The desire to Afghanize the conflict rests mainly on the doubling in size of the Afghan security forces (ANA and police). The idea is flawed at least as far as the assumption that a mere quantitative increase would necessarily represent an improvement. In reality, if command and control and management capabilities, already weak, will not keep the pace with the expansion of the number of battalions over the next few years, the ANA might well end up weaker, not stronger.

The ANA already has major problems in retaining troops in its ranks; in part in order to contain the desertions only about a sixth of the army is deployed to the south, where the most intense fighting is going on. There the typical battalion is 50-70% under strength due to losses and absence without leave. ISAF commanders routinely complain about the insufficient numbers of ANA troops, but given the existing low morale it is feared that reducing the periods of rotation and posting higher numbers to the south might have a very negative impact.

Perhaps the most problematic aspect of Afghanization is the continuing politicization of the ANA, particularly in the context of the turmoil which followed the August 2009 presidential elections. Bismillah Khan, the chief of staff, is known to be sympathetic to Dr. Abdullah, President Karzai’s main challenger. At the time of writing (21 October 2009) it was not clear yet whether a coalition government would emerge from the Presidential elections; if not the stability of the ANA could be further compromised as most of its officers would be resentful towards President Karzai and his circle for monopolizing power. Karzai might also be tempted to try politically neutralizing the ANA by removing Bismillah Khan, an option he is known to have been considering for some time. While a purge of officers loyal to Bismillah Khan is not likely, the substitution of Bismillah with a Karzai loyalist would allow the Presidential camp to appoint loyal officers to lead the new battalions which will be formed in the future, offsetting at least in part the power of Bismillah’s network.

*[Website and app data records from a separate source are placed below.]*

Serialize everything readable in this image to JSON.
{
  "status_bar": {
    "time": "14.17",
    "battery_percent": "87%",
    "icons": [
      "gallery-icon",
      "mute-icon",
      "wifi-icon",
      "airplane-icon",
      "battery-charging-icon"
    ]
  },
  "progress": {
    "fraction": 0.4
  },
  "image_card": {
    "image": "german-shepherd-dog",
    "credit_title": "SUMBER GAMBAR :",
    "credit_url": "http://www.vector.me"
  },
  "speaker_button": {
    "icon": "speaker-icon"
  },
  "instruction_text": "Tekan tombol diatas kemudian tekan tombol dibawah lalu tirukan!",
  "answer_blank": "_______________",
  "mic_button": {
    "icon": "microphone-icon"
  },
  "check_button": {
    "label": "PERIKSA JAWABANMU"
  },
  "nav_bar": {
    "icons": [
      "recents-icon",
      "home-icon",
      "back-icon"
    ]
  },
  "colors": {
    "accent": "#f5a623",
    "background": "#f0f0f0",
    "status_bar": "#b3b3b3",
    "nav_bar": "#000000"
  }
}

The removal of Bismillah, who is a quite charismatic commander, could also lead to the fragmentation of his largely Tajik network, again favoring Karzai’s bid for control. As always, political appointments will tend to be at odd with military effectiveness and the already mediocre ANA could see a further degradation of its command and control capabilities.

In sum, short of a major re-direction in the effort to develop the ANA, it is unlikely that any plan to Afghanize the conflict centered around the ANA will succeed. Even if a change was decided, implementing it would be difficult. There is only very limited ability of the ISAF-participating countries to provide anything else but conventional training to the ANA. The American Special Operations Forces, which have the capability to train in counter-insurgency actions, are spread thin around the globe hunting terrorists and are not in a position to take up the task. The human resources needed to properly staff the ANA are unlikely to be attracted to the job, not just because of the relatively low salaries, but also because the risk involved and the need to deploy away from their families, discourage many. The Taliban are running a campaign to intimidate members of the Afghan security forces, which has been driving recruitment into the ANA to very low levels, at least in southern Afghanistan. Finally addressing the political rivalries which affect the ANA is not something that foreigners can do; a durable political settlement has to be found among Afghans. What the intervening US / NATO coalition in Afghanistan can do is re-direct the mentoring effort in a way more conductive to the growth of autonomous ANA capabilities and skills, but there is no sign that this is happening. The short-term fear that the ANA might suffer some tactical humiliation, overrides the desire to achieve longer-term gains in terms of command capabilities.

Comments are invited at our Blog www.geopolemics.com